One man, seeking $10 million, wrote his claim, dated July 29, 2008, by hand. He said he had not been told the extent of his physical injuries. The harm "remains totally psychological and constant distress" from not knowing his prognosis, he said.

Another veteran seeking $1.5 million in compensation stated that his PSA level - a measure of blood protein that doctors use to identify prostate cancer - is "back up." He said he has undergone additional treatment, his sex life has been harmed, and he suffers stress, headaches, depression, and fatigue from the bad care he got at the VA.

Lawyers representing several of the veterans say the VA is dragging its feet in responding to the men.

W. Robb Graham, a lawyer in Cinnaminson, faulted the VA for failing to inform veterans whether they can pursue separate legal action against the University of Pennsylvania and Gary Kao, the Penn doctor who performed most of the substandard procedures. Penn does not appear to have been sued.

Graham said the VA has still not responded to his Freedom of Information request for the contracts with Penn, though he received assurances from a top VA official in June that the agency would provide him the information.

"The VA is just delaying, delaying, and hoping it will go away," said Graham, who represents several of the veterans including the Rev. Ricardo Flippin of Charleston, W. Va., who developed rectal bleeding and digestive problems after his May 2005 treatment at the Philadelphia VA.

A 68-year-old minister, teacher, and Air Force veteran who served in Vietnam, Flippin has been diagnosed with a radiation injury to his rectum by a doctor outside the VA system.

He underwent surgery to repair the damage, but he continues to have problems with bowel control.

Flippin's claim seeks up to $7.5 million for his injuries and the VA's failure to promptly report the mistakes and their effects.

The errors have spawned internal and external investigations, including an ongoing probe by the VA's Office of Inspector General.

In an inspection report issued last week, the U.S. Nuclear Regulatory Commission, which oversees the medical use of radioactive material, cited the VA for eight apparent violations.

The NRC found that the Philadelphia VA staff failed to evaluate radiation doses or know when to report a mistake.

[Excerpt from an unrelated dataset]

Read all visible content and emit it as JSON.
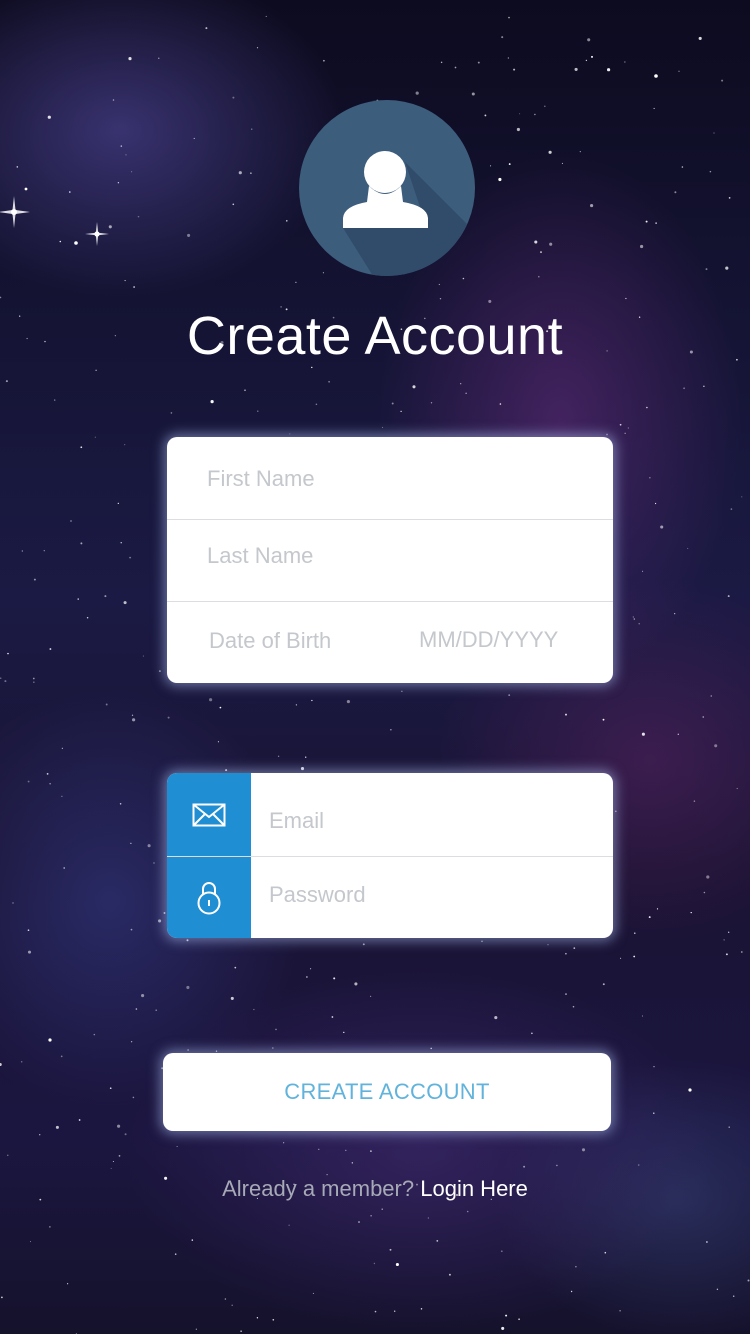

For example, the brachytherapy team failed to check radiation doses in patients for more than a year because a computer was unplugged from the hospital's network, the report said.

On Dec. 17, the NRC will hold a hearing before making a decision on what official action, if any, to take against the VA Medical Center in West Philadelphia. The VA could face sanctions ranging from a reprimand to a fine of tens of thousands of dollars.

But any fine by another agency is likely to pale beside the malpractice payments that the VA might face from injured veterans and their wives. The 31 claims so far are seeking amounts ranging from $100,000 to $10 million.

And veterans have seven more months, at least, to initiate cases and stay within the two-year statute of limitations because they weren't notified of the mistakes until June 2008.

Lackro, whose second tour in Vietnam was cut short after he was shot in the hip, got his implant in January 2005. By April, he was complaining of blood in his urine and stools, constipation, rectal pain, and urinary urgency and frequency, his records show.

Later, those complaints were referred to as "radiation proctitis and cystitis" - radiation irritation of the rectum and bladder. But none of his VA health-care doctors suggested his problems were caused by a bad implant, Lackro said.

He has since learned that his cancer has returned. He is taking medication to suppress hormone production, causing him to suffer hot flashes.

He said he still has to go to the bathroom "all the time." And he said he continues to bleed from his rectum, although hyperbaric treatment has reduced the amount of blood.

But the mental toll could be worse.

"I feel that I have been psychologically . . . raped by the VA," Lackro said. He is also "deeply offended as an officer" that the VA mistreated so many men who served their country in war over such a long period.

"This is about a group of my brothers," he said, "We upheld our end of the covenant."

Contact staff writer Josh Goldstein at 215-854-4733 or